The demoralizing reality I face is that more PPE might not be coming. So last week I went to my local hardware store and bought myself a face shield. I’m posting on social media, along with other doctors and nurses on the front lines, using the hashtag #GetMePPE. It’s crazy to be a physician shopping in a hardware store for medical equipment.

Meanwhile, I’m losing sleep over the predicament of having no good course of action. Do I use masks with every patient to protect myself from asymptomatic spread and risk running out of masks entirely? When the PPE runs out, do I keep going in, like a firefighter charging into a burning building in a Speedo and flip-flops? The deaths of Italian doctors Robert Stella and Marcello Natali, who valiantly kept working without PPE, are a terrifying warning.

Will I come to a point where I have to make a decision about saving my family or saving my patients? I worry about my two teenage sons and my parents in their 70s. My family didn’t sign up to take this risk. In an attempt to protect them, I’ve set up a decontamination zone in my laundry room—when I come home after my shift, I go straight to the laundry room, strip and leave all work paraphernalia there before setting foot in the rest of the house and hugging my kids.

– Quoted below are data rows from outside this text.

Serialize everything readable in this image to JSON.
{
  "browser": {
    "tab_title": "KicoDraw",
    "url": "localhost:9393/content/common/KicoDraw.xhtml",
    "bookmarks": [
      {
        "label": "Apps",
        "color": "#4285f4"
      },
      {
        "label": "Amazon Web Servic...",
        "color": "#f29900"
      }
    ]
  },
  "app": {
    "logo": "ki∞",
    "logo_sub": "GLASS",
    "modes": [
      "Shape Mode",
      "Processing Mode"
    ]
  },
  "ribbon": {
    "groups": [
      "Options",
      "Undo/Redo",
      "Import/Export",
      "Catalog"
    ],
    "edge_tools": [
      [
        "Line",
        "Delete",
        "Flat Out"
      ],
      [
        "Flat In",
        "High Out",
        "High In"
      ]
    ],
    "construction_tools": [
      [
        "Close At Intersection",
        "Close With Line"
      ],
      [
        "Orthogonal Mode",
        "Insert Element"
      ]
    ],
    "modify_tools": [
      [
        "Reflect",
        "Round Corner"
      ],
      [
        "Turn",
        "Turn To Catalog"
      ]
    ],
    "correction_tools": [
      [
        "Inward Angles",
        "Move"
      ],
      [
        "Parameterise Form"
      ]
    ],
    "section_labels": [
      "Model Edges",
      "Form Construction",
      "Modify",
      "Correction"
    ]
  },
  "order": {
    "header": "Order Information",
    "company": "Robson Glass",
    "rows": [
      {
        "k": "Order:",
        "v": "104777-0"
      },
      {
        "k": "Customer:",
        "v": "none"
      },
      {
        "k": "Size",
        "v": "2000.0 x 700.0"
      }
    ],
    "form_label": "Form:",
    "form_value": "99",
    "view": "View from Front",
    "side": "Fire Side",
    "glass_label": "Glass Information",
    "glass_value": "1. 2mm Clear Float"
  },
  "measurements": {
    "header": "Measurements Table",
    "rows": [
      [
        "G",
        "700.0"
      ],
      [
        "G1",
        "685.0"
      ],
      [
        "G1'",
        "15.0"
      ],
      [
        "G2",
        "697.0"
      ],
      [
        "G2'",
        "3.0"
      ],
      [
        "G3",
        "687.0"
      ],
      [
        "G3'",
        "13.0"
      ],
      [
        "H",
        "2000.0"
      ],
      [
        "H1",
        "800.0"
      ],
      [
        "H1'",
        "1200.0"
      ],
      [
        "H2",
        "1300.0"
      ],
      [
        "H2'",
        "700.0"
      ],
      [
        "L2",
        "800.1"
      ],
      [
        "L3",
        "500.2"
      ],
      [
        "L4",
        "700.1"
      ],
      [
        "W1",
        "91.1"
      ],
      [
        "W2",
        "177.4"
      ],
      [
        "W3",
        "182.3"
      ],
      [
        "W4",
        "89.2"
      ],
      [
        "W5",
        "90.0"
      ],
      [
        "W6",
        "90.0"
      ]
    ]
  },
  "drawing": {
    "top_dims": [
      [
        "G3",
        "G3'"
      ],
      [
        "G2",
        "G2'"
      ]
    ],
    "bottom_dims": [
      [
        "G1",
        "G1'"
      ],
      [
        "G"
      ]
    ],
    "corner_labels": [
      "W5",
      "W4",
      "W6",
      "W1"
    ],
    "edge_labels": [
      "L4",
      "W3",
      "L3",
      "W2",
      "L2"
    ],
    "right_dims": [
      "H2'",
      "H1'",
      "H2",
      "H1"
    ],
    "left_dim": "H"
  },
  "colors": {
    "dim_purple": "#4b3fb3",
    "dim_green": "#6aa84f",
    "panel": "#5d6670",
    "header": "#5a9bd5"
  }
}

Last night I cried as I made the decision that, if it comes to a shelter-in-place situation, my sons will stay with other family members, not with me. There is nothing harder for a mother.

The public support for us as we deal with these challenges is humbling. Suddenly ER doctors are heroes. I have never in my career been thanked and praised so much for doing my job. However, if my colleagues and I are going to have a fighting chance to protect our citizens, we need more than words of encouragement.

Last week, President Donald Trump called for construction companies to donate masks. New legislation signed Wednesday will let U.S. manufacturers sell N95 masks made for industrial uses to hospitals without fear of liability. On Thursday, the president signed the Defense Production Act, to give the federal government authority to harness industrial production, but has not yet forced any companies to produce equipment. In Virginia, distilleries have started making hand sanitizer; dentists and schools are providing their own medical supplies to health care facilities. Virginia Gov. Ralph Northam activated our National Guard to be on call to help transport supplies that health care facilities need. This isn’t enough. This past weekend, Virginia’s Health and Human Resources Secretary Daniel Carey warned us that “this will not be solved without a national solution.”

Without more serious action to provide the armor we need on your front line—not just now, but for months, maybe years, as long as this virus is sweeping through an unimmunized population—this disease will be picking off health care workers one by one.

Please don’t let me be one of them.